**WHAT IS BEING ASKED:** Gather all lines with "Product" from the records.

** Opening SUPPLIED MATERIAL block **

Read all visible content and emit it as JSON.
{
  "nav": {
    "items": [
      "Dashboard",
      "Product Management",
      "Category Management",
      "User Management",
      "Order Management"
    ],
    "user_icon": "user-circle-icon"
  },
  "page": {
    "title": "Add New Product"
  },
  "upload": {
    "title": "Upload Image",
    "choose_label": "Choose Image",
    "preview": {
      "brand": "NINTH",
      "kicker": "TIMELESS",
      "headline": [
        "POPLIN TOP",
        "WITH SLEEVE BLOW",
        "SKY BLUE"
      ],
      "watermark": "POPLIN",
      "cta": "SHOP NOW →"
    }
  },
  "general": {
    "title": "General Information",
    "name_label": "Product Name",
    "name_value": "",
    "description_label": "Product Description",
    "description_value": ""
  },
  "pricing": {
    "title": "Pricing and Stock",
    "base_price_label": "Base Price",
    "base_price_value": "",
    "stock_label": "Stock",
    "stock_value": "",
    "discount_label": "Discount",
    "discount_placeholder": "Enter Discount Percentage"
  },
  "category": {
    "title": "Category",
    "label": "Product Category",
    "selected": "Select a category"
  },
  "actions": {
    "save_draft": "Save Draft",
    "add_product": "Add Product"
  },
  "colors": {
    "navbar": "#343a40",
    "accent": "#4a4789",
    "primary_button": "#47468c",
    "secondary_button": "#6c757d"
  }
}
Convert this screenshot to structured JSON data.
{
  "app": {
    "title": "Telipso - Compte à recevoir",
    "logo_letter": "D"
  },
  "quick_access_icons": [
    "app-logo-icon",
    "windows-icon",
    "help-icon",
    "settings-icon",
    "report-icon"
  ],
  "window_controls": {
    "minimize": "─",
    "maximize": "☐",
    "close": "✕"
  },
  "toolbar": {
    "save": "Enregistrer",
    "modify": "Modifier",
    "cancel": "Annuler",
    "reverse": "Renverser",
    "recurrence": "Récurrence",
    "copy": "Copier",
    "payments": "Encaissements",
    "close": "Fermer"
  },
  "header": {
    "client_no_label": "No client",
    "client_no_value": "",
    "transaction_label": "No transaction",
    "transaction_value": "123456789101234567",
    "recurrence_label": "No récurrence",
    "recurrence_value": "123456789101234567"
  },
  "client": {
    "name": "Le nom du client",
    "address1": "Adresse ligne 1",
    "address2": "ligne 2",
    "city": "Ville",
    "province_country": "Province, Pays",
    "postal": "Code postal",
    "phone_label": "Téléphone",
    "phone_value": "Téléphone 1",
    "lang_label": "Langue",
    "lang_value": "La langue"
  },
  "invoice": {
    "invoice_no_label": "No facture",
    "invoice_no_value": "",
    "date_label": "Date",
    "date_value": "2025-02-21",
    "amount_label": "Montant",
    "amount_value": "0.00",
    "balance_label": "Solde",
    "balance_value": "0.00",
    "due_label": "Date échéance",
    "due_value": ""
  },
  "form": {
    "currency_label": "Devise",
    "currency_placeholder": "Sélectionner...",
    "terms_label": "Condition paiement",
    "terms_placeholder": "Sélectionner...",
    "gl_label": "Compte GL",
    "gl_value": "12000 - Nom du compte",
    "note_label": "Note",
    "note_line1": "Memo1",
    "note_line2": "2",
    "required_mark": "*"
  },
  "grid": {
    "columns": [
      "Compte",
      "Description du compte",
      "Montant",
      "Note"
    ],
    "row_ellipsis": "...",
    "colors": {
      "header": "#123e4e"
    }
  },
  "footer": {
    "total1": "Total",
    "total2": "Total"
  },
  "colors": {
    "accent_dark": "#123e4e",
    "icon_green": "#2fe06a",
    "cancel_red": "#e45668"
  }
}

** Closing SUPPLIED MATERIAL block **

**ANSWER TO THE PROBLEM:**
      "Product Management",
    "title": "Add New Product"
    "name_label": "Product Name",
    "description_label": "Product Description",
    "label": "Product Category",
    "add_product": "Add Product"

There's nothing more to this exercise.